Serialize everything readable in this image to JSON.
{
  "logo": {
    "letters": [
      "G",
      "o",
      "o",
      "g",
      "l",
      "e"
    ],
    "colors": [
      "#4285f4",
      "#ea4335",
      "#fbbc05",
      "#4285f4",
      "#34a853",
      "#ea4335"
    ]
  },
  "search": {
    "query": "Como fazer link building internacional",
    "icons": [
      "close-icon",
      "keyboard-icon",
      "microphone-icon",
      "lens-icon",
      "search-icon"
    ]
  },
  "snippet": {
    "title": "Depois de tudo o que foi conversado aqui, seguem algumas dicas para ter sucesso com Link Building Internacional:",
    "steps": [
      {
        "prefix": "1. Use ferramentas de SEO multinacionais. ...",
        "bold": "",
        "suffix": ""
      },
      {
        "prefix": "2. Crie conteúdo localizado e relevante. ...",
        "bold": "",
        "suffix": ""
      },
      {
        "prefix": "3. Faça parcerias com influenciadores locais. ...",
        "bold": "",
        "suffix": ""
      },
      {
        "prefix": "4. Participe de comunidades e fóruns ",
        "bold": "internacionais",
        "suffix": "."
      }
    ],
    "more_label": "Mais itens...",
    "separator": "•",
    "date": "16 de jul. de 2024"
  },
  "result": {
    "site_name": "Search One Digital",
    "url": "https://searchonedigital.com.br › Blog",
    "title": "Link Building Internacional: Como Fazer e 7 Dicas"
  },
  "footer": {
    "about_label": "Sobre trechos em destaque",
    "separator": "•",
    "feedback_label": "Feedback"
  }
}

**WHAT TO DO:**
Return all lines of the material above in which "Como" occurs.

**RESULT:**
    "query": "Como fazer link building internacional",
    "title": "Link Building Internacional: Como Fazer e 7 Dicas"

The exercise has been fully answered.